"They took an idea and moved it forward through hard work," said Jamie Wallace, one of the Black Belt’s most knowledgeable industrial experts. "The company has gone through some tough economic times, but it has persevered. Their faith played a major role in their success story."
One of the company’s most satisfying projects involved the renovation of 581 trailers needed quickly to house families displaced because of a natural disaster in the Dakotas.
The Yeargans had eight weeks to complete the $1.9 million renovation contract at the Selfield Industrial Park in Dallas County. They finished it with time to spare by bringing in 36 local workers to augment others already on the payroll. A catering company also was hired to provide meals for the workers.
"We even rented a bus from a local school to get them to the site," Angie said. "In the end, everybody profited, including the school that provided the bus."
They also found time to save the popular Battle of Selma reenactment after it fell on hard times a few years ago and its future was in doubt.
A civic club was unable to continue as chief sponsor and volunteers were hard to find until Chuck pitched in and personally took the project under his wing.
He kept the re-enactment going until he had to step away and get back to his family’s construction business.
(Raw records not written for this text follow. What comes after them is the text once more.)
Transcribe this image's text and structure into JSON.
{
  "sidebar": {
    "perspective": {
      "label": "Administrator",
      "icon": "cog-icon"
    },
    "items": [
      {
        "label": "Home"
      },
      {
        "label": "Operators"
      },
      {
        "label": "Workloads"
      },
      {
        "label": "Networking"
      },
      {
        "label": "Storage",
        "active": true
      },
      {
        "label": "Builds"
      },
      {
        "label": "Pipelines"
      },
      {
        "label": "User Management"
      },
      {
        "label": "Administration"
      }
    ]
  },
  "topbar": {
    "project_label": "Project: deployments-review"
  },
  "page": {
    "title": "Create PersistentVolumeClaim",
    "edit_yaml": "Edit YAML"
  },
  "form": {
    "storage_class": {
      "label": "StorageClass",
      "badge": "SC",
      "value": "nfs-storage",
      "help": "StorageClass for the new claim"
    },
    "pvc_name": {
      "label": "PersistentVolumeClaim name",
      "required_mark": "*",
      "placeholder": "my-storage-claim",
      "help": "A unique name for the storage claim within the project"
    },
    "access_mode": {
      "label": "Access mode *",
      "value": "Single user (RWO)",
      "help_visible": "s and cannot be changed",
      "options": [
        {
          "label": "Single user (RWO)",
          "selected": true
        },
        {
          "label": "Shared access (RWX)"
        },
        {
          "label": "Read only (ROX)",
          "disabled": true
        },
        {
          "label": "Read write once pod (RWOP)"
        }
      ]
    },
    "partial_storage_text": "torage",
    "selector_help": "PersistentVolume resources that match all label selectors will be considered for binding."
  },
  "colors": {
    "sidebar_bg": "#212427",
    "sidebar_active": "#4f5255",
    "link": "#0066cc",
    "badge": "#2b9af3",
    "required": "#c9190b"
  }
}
By that time, he had the event back in business and it continues to be one of the most popular programs of its kind in the South.
After years of hard work, the Yeargans have been able to step back and admire their accomplishments, but they didn’t do it very long.
Son Brad has been named to run the operation while they concentrate on Yeargan Farms, especially their Pumpkin Patch project.
"Chuck was overwhelmed by all the travel that was required and we decided to take a break," said Angie. "That’s when we really began to focus our attention on the farm."
She loves sitting at a picnic table near a pond on their property or just relaxing and admiring the scenery. It wasn’t always like that. When the couple decided to turn part of their farm into a pumpkin patch, Angie had doubts that it could succeed because of the hard work that would be required.
It had been a hot, dry period and she hoped for rain as she looked over her budding pumpkin crop that needed moisture. She began to pray, asking for divine guidance to let her know if she and Chuck were doing the right thing.
Then, as if providential, a sign appeared from far above. It began to rain and, when it ended, Angie detected not one, but two colorful rainbows. That’s all she needed to know that their latest venture would be worth the effort.
"When Chuck and Angie become involved in a project they do it first class and that’s just what the Pumpkin Patch is," Wood said.
Alvin Benn is a freelance writer from Selma.